Here, as we have noted, the Bank had perfected its purchase money security interest in the Yukon under K.S.A.2012 Supp. 8–135(c) by properly completing and delivering a NOSI to the KDOR before Bazin Excavating became a lien creditor and Bazin purchased the Yukon. And while K.S.A.2012 Supp. 8–135(c) did not require the Bank to take any further action to perfect the lien, this case is further distinguished by the fact that the KDOR properly recorded the Bank's lien in its electronic records and issued an electronic title in the Parishes' name properly reflecting the Bank's lien before the defendants acquired any interests in the vehicle. Finally, the Bank's perfected lien continued to be reflected in the KDOR's digital records even after Bazin obtained a “clean” paper title from the KDOR. Thus, neither Hicks nor Mid American Credit Union support the defendants' argument.
The panel's comments regarding K.S.A.2012 Supp. 84–9–337 are dicta.
Finally, we note that the defendants devote a significant portion of the argument in their petition for review to a discussion of facts they claim the panel misunderstood in reaching its decision. These facts pertain to the panel's discussion of K.S.A.2012 Supp. 84–9–337, a statute relating to security interests perfected in another jurisdiction. Significantly, the defendants fail to point out that the panel explicitly acknowledged the statute's inapplicability before inexplicably addressing the statute and finding it inapplicable under the facts of this case. Stanley Bank, 46 Kan.App.2d at 430–31 (“This statute [K.S.A.2012 Supp. 84–9–337] by its language applies only when ‘a security interest in goods is perfected by any method under the law of another jurisdiction․ ’ ”).
Undeterred, the defendants excise three “facts” from the panel's discussion of K.S.A.2012 Supp. 84–9–337 and argue the panel erroneously affirmed the district court's summary judgment ruling based on a misunderstanding of these facts. But in light of the statute's inapplicability to the facts at hand, that portion of the panel's decision is clearly dicta and we need not address it here. See Black's Law Dictionary 519 (9th ed.2009) (defining “gratis dictum” as “[a] court's discussion of points or questions not raised by the record or its suggestion of rules not applicable in the case at bar”).

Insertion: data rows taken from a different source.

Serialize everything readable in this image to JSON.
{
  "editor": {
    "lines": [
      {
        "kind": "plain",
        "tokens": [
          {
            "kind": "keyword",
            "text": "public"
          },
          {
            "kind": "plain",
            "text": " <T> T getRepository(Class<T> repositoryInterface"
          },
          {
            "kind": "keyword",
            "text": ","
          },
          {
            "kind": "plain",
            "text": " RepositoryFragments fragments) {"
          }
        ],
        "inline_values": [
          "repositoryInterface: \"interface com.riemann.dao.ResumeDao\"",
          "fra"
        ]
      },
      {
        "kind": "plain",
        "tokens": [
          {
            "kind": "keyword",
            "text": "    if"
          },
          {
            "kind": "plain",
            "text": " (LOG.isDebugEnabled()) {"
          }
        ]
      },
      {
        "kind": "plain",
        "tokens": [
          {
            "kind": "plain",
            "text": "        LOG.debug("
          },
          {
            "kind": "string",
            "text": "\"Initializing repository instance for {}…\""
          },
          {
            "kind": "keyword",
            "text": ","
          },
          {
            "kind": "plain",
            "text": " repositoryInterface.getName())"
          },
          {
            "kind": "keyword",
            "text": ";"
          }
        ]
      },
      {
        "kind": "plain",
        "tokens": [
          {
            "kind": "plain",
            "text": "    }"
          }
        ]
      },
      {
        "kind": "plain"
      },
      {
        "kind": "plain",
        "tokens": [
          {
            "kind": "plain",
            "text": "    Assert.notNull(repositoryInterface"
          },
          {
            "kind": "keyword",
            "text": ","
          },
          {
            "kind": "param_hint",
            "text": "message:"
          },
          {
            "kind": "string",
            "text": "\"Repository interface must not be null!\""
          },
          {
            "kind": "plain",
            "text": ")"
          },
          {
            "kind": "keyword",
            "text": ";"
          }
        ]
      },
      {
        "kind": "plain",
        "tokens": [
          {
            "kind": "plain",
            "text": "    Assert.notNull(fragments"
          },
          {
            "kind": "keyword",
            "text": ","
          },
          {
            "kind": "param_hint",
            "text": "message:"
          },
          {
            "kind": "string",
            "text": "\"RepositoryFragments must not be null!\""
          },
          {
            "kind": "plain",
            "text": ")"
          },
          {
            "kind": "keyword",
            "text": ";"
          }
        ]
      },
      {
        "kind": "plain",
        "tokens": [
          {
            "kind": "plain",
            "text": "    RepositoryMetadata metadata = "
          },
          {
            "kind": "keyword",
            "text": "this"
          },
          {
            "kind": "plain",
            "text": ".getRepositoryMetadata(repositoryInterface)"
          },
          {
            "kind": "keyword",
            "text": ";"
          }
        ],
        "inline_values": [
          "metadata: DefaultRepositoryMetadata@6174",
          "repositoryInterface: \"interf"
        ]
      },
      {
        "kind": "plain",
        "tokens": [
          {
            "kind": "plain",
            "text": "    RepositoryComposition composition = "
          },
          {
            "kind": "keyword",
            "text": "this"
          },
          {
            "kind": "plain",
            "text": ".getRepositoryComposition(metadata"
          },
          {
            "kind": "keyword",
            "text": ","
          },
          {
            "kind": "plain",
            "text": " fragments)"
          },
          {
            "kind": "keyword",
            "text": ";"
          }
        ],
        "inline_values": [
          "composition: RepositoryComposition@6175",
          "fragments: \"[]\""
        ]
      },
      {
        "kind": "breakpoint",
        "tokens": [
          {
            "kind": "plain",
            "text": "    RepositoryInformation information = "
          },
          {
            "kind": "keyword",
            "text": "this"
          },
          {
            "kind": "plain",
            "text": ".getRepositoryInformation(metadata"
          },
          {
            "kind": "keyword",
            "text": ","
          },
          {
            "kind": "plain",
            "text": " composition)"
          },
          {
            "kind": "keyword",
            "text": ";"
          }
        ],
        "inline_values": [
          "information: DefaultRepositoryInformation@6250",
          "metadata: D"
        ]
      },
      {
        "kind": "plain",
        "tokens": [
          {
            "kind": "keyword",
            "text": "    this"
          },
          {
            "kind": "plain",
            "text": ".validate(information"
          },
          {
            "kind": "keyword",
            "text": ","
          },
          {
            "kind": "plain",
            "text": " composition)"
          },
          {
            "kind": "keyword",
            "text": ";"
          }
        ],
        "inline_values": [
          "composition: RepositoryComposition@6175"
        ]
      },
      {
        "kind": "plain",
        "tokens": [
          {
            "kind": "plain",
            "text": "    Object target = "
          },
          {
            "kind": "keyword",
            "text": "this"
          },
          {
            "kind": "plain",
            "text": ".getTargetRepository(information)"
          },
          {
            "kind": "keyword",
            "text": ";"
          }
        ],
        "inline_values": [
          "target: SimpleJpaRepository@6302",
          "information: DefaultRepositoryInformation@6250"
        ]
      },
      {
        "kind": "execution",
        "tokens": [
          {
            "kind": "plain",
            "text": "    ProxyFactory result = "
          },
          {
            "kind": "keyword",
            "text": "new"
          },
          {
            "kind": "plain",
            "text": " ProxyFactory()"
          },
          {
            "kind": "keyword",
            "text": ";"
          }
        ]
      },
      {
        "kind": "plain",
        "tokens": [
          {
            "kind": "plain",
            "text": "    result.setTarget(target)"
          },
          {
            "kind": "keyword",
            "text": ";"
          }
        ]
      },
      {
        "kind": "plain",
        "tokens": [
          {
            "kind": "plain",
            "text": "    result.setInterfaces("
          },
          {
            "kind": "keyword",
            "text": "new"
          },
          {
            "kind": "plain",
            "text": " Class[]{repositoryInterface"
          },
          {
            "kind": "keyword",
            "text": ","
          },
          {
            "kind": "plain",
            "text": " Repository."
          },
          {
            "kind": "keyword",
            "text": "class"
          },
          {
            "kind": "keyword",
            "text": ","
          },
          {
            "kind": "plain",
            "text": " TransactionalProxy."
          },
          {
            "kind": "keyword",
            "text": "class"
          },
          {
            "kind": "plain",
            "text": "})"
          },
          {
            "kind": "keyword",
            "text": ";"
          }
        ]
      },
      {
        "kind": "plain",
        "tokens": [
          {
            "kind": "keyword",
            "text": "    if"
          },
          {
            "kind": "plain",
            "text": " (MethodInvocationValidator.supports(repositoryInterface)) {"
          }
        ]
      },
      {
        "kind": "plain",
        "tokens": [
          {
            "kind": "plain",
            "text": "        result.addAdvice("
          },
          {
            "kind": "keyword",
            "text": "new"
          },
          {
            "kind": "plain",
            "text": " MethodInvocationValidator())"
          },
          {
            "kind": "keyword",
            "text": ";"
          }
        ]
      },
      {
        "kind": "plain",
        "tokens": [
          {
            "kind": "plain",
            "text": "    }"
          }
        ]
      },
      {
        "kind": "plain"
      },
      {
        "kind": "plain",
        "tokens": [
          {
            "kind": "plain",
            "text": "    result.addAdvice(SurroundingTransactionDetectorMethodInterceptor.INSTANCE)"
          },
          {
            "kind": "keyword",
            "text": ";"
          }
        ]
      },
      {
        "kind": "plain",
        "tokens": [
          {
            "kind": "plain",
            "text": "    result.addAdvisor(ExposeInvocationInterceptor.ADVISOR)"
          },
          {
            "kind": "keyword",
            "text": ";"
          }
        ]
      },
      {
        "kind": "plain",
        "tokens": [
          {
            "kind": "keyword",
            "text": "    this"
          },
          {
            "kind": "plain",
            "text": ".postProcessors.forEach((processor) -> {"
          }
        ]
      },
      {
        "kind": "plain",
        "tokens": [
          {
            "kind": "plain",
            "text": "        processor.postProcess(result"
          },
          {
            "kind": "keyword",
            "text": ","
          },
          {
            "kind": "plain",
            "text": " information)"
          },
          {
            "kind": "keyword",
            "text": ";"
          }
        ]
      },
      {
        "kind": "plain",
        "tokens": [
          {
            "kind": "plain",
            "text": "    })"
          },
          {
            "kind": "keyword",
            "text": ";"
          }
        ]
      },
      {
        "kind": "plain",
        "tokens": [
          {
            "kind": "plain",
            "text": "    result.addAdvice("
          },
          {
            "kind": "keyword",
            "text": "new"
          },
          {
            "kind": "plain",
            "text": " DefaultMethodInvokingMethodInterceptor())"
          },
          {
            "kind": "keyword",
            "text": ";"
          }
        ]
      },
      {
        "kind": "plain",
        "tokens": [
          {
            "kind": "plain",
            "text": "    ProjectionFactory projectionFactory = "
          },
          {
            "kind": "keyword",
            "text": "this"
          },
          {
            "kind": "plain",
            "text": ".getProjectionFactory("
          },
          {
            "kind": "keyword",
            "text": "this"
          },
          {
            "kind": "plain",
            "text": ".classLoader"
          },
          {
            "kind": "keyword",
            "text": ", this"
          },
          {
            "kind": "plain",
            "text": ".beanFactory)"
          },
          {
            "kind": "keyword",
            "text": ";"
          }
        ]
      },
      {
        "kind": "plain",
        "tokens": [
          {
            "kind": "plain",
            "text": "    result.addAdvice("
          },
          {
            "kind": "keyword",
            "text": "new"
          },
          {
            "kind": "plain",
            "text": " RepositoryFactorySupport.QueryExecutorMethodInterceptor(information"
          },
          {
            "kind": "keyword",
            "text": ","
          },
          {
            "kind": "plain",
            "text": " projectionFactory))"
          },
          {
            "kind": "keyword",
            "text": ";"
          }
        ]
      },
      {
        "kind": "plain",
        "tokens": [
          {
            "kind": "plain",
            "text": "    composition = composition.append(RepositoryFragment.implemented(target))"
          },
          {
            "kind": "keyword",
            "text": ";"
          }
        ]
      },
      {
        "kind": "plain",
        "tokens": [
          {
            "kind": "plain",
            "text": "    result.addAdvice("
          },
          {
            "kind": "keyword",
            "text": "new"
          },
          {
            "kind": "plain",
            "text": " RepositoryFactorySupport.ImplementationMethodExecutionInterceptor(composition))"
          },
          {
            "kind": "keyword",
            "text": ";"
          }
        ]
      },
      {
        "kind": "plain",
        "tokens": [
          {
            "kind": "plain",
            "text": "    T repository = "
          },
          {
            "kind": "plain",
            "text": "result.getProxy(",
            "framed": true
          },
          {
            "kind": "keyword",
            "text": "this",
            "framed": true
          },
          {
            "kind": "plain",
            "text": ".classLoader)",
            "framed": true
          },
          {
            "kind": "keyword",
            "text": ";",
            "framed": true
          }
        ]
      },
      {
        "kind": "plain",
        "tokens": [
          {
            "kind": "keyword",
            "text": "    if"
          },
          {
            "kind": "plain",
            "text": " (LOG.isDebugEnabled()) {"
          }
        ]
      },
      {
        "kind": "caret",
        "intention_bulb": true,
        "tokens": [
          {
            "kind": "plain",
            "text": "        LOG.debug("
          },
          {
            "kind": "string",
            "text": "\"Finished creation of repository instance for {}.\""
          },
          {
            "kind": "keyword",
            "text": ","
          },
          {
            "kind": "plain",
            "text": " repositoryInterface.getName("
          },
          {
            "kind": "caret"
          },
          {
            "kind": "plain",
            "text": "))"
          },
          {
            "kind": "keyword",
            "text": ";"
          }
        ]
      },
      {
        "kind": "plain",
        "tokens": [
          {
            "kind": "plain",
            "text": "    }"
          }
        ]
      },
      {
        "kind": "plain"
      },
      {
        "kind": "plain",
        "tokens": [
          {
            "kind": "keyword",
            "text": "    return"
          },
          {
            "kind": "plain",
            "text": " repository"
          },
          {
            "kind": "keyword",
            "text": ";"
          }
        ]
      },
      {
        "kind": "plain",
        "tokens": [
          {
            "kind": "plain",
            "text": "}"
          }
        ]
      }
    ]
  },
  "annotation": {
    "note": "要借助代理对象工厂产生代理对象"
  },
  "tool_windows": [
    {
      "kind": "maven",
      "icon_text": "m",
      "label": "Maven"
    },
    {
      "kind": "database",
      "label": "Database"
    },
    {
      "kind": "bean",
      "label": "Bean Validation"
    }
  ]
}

In sum, we hold the panel correctly concluded that the Bank's perfected purchase money security interest had priority over the defendants' interests in the Yukon and we affirm the panel's decision affirming the district court's grant of summary judgment in favor of the Bank and denying the defendants' motion for summary judgment.
The opinion of the court was delivered by MORITZ, J.: